For a musician like myself, it was a great experience and I was particularly moved to see his musicianship at work, in person. I have long appreciated his work as a composer and as a master of orchestration. I have found him to be an adequate conductor the times I had seen him conduct (either through video or in person) until last Friday. He took liberties, took risks, and they all paid off. Perhaps the average audience member didn’t notice the freedom he employed in his music making, but I did, and it was such a special treat and surprise. My trip to the Pops was easily the best concert I’ve been to yet!

Concert Review by ‘dfenton85’ (original post)

Well, that was a wonderfully enjoyable evening and well worth the trip across the Atlantic. I had not expected to get his autograph but I decided to wait at the stage door before the concert with the other people from JWFan and I was able to get The Phantom Menace signed. I was the last person he signed an autograph for so I feel very lucky. Meaghan got Jaws signed and the front blue and white cover with his signature in black across the front looks awesome so I might try for that next year. A really great way to start the evening, despite the presence of a slightly overzealous security guard who probably thinks he’s Clint Eastwood from In The Line of Fire!

As in New York a few years ago, I was seated at the front row only a few feet from JW. Once again, I thought he was in great shape for his age and was in good humor throughout the evening. It was fantastic hearing Lincoln live and it sounded amazing. His concert arrangement of Marion’s Theme was another beautiful highlight from the first half and I hope someone records that radio broadcast of the concert in a few weeks purely for that piece. There were also a couple of nicely edited montages and I especially liked the “Flight” montage accompanied by Hook which JW said he got a kick out of. It was interesting that the shot of Abrams’ Enterprise at the very end of that clip got a little cheer.

I found his “film scoring techniques” segment fascinating as it gave us a just a small glimpse into the type of discussions he has with Spielberg. The audience seemed to respond well to it also especially when he said “that is our assignment”.

I always find these concerts a little surreal because film music is such a niche and knowing anyone in your offline life who knows anything about film music is such a rarity; so seeing an entire symphony hall filled with people who want to see JW was nice, especially the immediate standing ovation he got the instant the Star Wars main theme finished. Of course, there is a considerable difference between the general public who wants to hear old favorites such as ET, Star Wars, Indy  to hardcore fans to scour video game files for unreleased music but it was still nice to see so much admiration for him.

I noticed a few little moments during the concert. Firstly, at one point a women to my right was removed for recording with her phone. Later at the end of the evening, JW pointed to her and made a little camera gesture while smiling. I didn’t notice him seeing her leaving but he was probably looking at the cellos / double bass when it happened and saw it. I’m sure that little moment with him softened the blow for her of being escorted out of the hall!
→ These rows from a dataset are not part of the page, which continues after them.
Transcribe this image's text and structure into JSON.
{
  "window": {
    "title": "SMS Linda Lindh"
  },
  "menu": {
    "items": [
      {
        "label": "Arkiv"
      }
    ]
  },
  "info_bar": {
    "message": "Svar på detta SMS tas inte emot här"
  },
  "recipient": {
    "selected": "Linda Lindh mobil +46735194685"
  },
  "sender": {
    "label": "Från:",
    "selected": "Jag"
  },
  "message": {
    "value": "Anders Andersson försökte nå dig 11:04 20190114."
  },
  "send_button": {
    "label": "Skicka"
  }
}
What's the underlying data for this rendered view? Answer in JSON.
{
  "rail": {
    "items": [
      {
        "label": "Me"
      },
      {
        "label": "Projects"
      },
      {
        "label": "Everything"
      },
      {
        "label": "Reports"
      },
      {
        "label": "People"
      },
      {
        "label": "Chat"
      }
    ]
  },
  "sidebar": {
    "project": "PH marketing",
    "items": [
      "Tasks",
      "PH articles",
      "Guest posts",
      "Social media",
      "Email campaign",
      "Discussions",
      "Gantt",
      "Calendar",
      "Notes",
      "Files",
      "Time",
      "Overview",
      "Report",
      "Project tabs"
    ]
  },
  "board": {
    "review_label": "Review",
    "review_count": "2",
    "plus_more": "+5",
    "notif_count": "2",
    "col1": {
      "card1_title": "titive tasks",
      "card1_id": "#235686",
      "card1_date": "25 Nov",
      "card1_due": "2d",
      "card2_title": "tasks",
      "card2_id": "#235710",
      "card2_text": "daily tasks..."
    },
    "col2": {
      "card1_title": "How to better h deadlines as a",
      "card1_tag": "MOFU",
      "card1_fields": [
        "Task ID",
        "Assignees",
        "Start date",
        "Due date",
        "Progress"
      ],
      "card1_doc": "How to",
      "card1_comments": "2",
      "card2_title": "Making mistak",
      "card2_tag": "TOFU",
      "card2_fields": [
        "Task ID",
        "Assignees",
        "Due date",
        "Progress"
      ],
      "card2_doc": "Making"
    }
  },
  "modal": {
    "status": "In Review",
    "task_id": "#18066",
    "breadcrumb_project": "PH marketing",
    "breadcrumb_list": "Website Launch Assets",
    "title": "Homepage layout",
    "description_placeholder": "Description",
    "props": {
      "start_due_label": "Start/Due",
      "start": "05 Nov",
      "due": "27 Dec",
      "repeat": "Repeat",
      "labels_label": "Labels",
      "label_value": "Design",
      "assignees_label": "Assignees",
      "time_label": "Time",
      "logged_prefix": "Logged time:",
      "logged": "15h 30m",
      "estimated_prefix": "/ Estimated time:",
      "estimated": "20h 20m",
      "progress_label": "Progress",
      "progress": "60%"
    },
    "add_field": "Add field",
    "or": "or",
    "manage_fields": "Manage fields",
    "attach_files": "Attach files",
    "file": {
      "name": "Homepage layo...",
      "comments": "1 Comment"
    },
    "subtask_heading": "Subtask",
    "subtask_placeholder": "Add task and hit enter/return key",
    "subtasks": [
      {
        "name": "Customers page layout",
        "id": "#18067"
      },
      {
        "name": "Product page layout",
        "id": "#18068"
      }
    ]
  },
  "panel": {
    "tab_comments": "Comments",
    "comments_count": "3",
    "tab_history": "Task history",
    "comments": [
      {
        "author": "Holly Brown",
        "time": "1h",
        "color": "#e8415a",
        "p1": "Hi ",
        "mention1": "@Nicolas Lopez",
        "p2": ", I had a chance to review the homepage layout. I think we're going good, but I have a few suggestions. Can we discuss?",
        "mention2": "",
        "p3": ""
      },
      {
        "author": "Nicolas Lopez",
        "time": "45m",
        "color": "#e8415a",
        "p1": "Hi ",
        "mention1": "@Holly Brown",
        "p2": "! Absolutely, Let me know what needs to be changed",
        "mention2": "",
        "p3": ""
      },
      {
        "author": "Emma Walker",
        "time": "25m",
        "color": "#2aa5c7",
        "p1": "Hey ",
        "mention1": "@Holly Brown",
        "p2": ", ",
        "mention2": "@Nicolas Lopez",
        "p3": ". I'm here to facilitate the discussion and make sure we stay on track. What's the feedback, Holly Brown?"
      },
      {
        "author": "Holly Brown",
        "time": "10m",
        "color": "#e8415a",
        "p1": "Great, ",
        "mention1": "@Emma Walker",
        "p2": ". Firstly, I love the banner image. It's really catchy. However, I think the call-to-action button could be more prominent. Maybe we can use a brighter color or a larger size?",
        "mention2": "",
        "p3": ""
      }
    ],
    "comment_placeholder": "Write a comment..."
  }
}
Secondly, at about 4 times during the Star Wars main theme, the first and second violinists laughed. They both laughed at exactly the same times and it looked like they were noticing something on the music sheet. None of the other violinists were laughing so I was wondering what the hell they could be seeing?

This was my first time attending a Pops concert. I was very impressed by Symphony Hall which looks stunning, but I wasn’t too keen on the serving of food during the show. Thankfully the people at my table didn’t eat anything so I wasn’t distracted except for a women two tables over who was opening cookies wrapped in the noisiest known to mankind, but that only lasted about a minute or so. I actually found the sight of the waiters darting between tables a little more annoying.

It was a pleasure meeting everyone, including Jason even if it was just a brief handshake and Meaghan who I had already met in New Year a few years ago. I hope to return to Boston next year and I’ll definitely attend any JWFan dinner.